__EXERCISE__
Would you print the records below without changing anything?

** Opening GIVEN RECORDS block **

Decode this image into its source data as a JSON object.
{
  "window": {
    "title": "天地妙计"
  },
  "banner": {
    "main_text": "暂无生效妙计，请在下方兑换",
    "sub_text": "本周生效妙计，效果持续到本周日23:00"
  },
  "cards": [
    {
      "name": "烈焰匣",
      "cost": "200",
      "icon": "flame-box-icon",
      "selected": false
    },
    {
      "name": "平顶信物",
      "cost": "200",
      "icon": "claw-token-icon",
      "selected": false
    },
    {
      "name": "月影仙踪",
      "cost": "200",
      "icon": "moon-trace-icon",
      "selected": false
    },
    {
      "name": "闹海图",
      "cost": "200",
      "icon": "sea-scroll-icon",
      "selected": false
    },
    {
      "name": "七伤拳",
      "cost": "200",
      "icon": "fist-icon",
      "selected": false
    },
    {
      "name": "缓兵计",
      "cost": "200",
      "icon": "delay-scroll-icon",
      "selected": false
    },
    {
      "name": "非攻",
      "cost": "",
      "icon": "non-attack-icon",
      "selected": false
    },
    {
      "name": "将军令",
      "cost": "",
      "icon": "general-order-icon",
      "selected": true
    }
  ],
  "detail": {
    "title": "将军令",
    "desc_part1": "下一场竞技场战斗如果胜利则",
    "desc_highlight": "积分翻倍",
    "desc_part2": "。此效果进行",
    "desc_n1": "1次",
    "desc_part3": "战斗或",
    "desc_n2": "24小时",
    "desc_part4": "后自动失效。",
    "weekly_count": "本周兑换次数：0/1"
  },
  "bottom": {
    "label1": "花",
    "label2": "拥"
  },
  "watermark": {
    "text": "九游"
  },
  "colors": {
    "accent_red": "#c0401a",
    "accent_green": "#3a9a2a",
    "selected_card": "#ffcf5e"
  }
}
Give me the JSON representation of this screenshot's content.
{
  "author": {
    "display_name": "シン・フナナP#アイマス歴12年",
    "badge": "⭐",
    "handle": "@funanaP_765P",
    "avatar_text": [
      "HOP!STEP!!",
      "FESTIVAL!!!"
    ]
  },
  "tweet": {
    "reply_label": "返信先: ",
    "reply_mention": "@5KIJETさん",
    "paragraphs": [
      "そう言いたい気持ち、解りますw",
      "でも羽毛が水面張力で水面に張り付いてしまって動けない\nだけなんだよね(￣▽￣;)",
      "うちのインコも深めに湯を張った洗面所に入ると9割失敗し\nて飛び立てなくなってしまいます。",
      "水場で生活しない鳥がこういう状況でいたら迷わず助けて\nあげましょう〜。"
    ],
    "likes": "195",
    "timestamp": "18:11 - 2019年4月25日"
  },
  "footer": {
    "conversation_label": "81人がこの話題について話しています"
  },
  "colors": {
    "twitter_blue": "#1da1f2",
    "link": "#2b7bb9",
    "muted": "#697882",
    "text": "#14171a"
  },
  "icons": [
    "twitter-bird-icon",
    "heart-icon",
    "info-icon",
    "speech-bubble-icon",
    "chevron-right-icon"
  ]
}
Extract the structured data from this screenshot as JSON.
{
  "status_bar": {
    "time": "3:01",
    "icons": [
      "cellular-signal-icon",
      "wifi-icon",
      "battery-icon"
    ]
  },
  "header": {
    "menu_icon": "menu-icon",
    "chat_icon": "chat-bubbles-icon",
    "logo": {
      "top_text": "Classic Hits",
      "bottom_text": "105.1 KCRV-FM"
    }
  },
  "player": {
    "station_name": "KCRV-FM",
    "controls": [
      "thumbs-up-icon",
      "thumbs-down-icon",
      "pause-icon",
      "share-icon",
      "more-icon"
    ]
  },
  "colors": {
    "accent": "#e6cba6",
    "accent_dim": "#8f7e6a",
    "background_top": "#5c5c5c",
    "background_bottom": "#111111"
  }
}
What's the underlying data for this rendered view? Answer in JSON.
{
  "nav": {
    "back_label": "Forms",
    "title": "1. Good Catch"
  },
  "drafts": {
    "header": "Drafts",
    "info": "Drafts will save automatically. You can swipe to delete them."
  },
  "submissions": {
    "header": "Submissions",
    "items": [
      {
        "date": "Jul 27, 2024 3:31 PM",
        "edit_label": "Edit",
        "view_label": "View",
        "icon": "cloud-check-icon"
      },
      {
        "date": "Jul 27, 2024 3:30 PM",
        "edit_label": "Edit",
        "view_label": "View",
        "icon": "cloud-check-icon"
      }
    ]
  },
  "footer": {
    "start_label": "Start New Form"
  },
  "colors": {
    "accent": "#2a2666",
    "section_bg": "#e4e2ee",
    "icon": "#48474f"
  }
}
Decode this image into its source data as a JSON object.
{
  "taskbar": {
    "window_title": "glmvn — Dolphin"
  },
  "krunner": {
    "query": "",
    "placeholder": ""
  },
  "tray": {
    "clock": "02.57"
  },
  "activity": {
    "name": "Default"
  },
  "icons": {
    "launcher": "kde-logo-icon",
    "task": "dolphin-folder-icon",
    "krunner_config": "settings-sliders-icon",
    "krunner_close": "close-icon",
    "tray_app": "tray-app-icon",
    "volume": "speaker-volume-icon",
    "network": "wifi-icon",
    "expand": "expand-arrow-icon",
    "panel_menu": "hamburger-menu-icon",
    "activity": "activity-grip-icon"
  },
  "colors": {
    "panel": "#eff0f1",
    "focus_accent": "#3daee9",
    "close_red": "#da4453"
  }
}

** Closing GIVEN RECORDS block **

__YOUR SOLUTION__
Decode this image into its source data as a JSON object.
{
  "window": {
    "title": "天地妙计"
  },
  "banner": {
    "main_text": "暂无生效妙计，请在下方兑换",
    "sub_text": "本周生效妙计，效果持续到本周日23:00"
  },
  "cards": [
    {
      "name": "烈焰匣",
      "cost": "200",
      "icon": "flame-box-icon",
      "selected": false
    },
    {
      "name": "平顶信物",
      "cost": "200",
      "icon": "claw-token-icon",
      "selected": false
    },
    {
      "name": "月影仙踪",
      "cost": "200",
      "icon": "moon-trace-icon",
      "selected": false
    },
    {
      "name": "闹海图",
      "cost": "200",
      "icon": "sea-scroll-icon",
      "selected": false
    },
    {
      "name": "七伤拳",
      "cost": "200",
      "icon": "fist-icon",
      "selected": false
    },
    {
      "name": "缓兵计",
      "cost": "200",
      "icon": "delay-scroll-icon",
      "selected": false
    },
    {
      "name": "非攻",
      "cost": "",
      "icon": "non-attack-icon",
      "selected": false
    },
    {
      "name": "将军令",
      "cost": "",
      "icon": "general-order-icon",
      "selected": true
    }
  ],
  "detail": {
    "title": "将军令",
    "desc_part1": "下一场竞技场战斗如果胜利则",
    "desc_highlight": "积分翻倍",
    "desc_part2": "。此效果进行",
    "desc_n1": "1次",
    "desc_part3": "战斗或",
    "desc_n2": "24小时",
    "desc_part4": "后自动失效。",
    "weekly_count": "本周兑换次数：0/1"
  },
  "bottom": {
    "label1": "花",
    "label2": "拥"
  },
  "watermark": {
    "text": "九游"
  },
  "colors": {
    "accent_red": "#c0401a",
    "accent_green": "#3a9a2a",
    "selected_card": "#ffcf5e"
  }
}
Give me the JSON representation of this screenshot's content.
{
  "author": {
    "display_name": "シン・フナナP#アイマス歴12年",
    "badge": "⭐",
    "handle": "@funanaP_765P",
    "avatar_text": [
      "HOP!STEP!!",
      "FESTIVAL!!!"
    ]
  },
  "tweet": {
    "reply_label": "返信先: ",
    "reply_mention": "@5KIJETさん",
    "paragraphs": [
      "そう言いたい気持ち、解りますw",
      "でも羽毛が水面張力で水面に張り付いてしまって動けない\nだけなんだよね(￣▽￣;)",
      "うちのインコも深めに湯を張った洗面所に入ると9割失敗し\nて飛び立てなくなってしまいます。",
      "水場で生活しない鳥がこういう状況でいたら迷わず助けて\nあげましょう〜。"
    ],
    "likes": "195",
    "timestamp": "18:11 - 2019年4月25日"
  },
  "footer": {
    "conversation_label": "81人がこの話題について話しています"
  },
  "colors": {
    "twitter_blue": "#1da1f2",
    "link": "#2b7bb9",
    "muted": "#697882",
    "text": "#14171a"
  },
  "icons": [
    "twitter-bird-icon",
    "heart-icon",
    "info-icon",
    "speech-bubble-icon",
    "chevron-right-icon"
  ]
}
Extract the structured data from this screenshot as JSON.
{
  "status_bar": {
    "time": "3:01",
    "icons": [
      "cellular-signal-icon",
      "wifi-icon",
      "battery-icon"
    ]
  },
  "header": {
    "menu_icon": "menu-icon",
    "chat_icon": "chat-bubbles-icon",
    "logo": {
      "top_text": "Classic Hits",
      "bottom_text": "105.1 KCRV-FM"
    }
  },
  "player": {
    "station_name": "KCRV-FM",
    "controls": [
      "thumbs-up-icon",
      "thumbs-down-icon",
      "pause-icon",
      "share-icon",
      "more-icon"
    ]
  },
  "colors": {
    "accent": "#e6cba6",
    "accent_dim": "#8f7e6a",
    "background_top": "#5c5c5c",
    "background_bottom": "#111111"
  }
}
What's the underlying data for this rendered view? Answer in JSON.
{
  "nav": {
    "back_label": "Forms",
    "title": "1. Good Catch"
  },
  "drafts": {
    "header": "Drafts",
    "info": "Drafts will save automatically. You can swipe to delete them."
  },
  "submissions": {
    "header": "Submissions",
    "items": [
      {
        "date": "Jul 27, 2024 3:31 PM",
        "edit_label": "Edit",
        "view_label": "View",
        "icon": "cloud-check-icon"
      },
      {
        "date": "Jul 27, 2024 3:30 PM",
        "edit_label": "Edit",
        "view_label": "View",
        "icon": "cloud-check-icon"
      }
    ]
  },
  "footer": {
    "start_label": "Start New Form"
  },
  "colors": {
    "accent": "#2a2666",
    "section_bg": "#e4e2ee",
    "icon": "#48474f"
  }
}
Decode this image into its source data as a JSON object.
{
  "taskbar": {
    "window_title": "glmvn — Dolphin"
  },
  "krunner": {
    "query": "",
    "placeholder": ""
  },
  "tray": {
    "clock": "02.57"
  },
  "activity": {
    "name": "Default"
  },
  "icons": {
    "launcher": "kde-logo-icon",
    "task": "dolphin-folder-icon",
    "krunner_config": "settings-sliders-icon",
    "krunner_close": "close-icon",
    "tray_app": "tray-app-icon",
    "volume": "speaker-volume-icon",
    "network": "wifi-icon",
    "expand": "expand-arrow-icon",
    "panel_menu": "hamburger-menu-icon",
    "activity": "activity-grip-icon"
  },
  "colors": {
    "panel": "#eff0f1",
    "focus_accent": "#3daee9",
    "close_red": "#da4453"
  }
}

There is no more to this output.